Data for analysis START

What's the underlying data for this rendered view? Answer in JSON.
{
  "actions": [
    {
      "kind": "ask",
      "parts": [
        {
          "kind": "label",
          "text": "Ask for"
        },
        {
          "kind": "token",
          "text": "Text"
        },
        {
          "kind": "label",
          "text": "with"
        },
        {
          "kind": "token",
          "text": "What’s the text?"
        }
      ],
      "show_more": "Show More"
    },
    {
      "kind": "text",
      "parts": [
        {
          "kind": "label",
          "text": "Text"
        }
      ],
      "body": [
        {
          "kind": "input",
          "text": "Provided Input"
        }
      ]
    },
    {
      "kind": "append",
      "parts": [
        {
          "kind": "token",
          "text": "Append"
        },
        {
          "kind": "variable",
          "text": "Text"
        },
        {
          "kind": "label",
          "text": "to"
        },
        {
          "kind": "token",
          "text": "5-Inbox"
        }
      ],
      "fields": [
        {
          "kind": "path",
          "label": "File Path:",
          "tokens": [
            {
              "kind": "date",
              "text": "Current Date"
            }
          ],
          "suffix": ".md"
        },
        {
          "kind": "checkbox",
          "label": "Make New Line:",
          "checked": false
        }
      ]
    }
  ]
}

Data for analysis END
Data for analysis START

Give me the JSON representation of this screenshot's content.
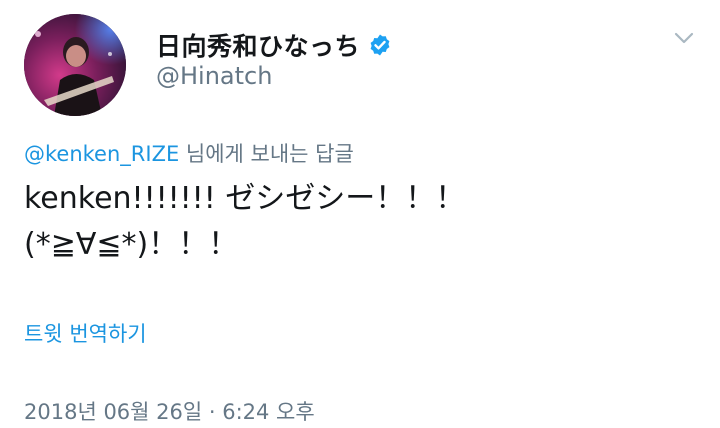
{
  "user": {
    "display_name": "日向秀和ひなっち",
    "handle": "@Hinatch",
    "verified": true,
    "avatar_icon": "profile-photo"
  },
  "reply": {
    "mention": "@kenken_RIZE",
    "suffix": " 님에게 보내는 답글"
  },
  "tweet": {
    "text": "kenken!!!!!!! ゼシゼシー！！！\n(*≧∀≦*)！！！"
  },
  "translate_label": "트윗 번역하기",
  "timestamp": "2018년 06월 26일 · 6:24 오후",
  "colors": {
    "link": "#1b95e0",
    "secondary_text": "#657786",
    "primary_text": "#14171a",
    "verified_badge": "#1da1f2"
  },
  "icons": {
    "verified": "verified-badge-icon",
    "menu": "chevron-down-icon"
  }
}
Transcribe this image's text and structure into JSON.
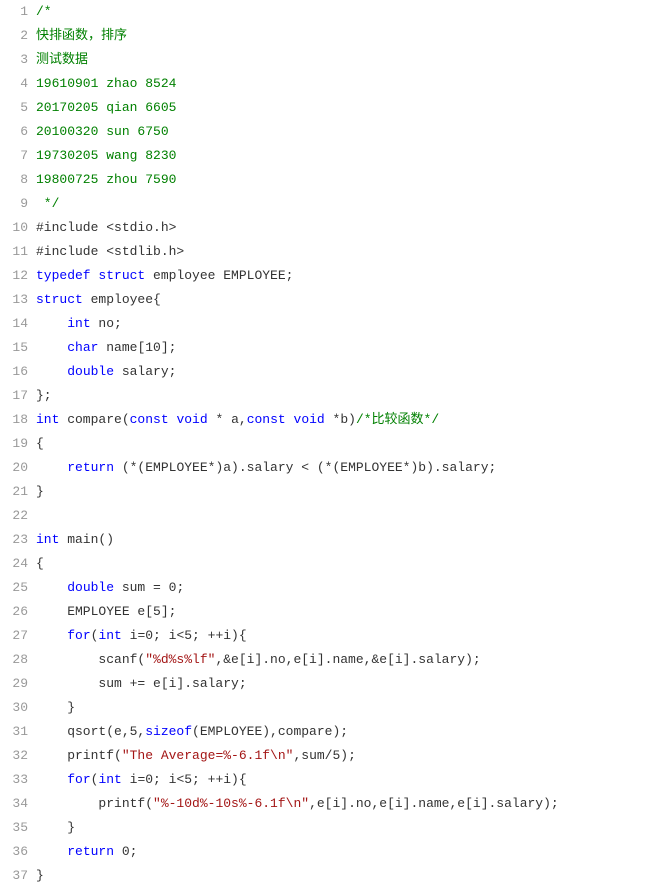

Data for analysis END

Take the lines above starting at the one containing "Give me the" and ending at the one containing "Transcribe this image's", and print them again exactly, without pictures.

Give me the JSON representation of this screenshot's content.
{
  "user": {
    "display_name": "日向秀和ひなっち",
    "handle": "@Hinatch",
    "verified": true,
    "avatar_icon": "profile-photo"
  },
  "reply": {
    "mention": "@kenken_RIZE",
    "suffix": " 님에게 보내는 답글"
  },
  "tweet": {
    "text": "kenken!!!!!!! ゼシゼシー！！！\n(*≧∀≦*)！！！"
  },
  "translate_label": "트윗 번역하기",
  "timestamp": "2018년 06월 26일 · 6:24 오후",
  "colors": {
    "link": "#1b95e0",
    "secondary_text": "#657786",
    "primary_text": "#14171a",
    "verified_badge": "#1da1f2"
  },
  "icons": {
    "verified": "verified-badge-icon",
    "menu": "chevron-down-icon"
  }
}
Transcribe this image's text and structure into JSON.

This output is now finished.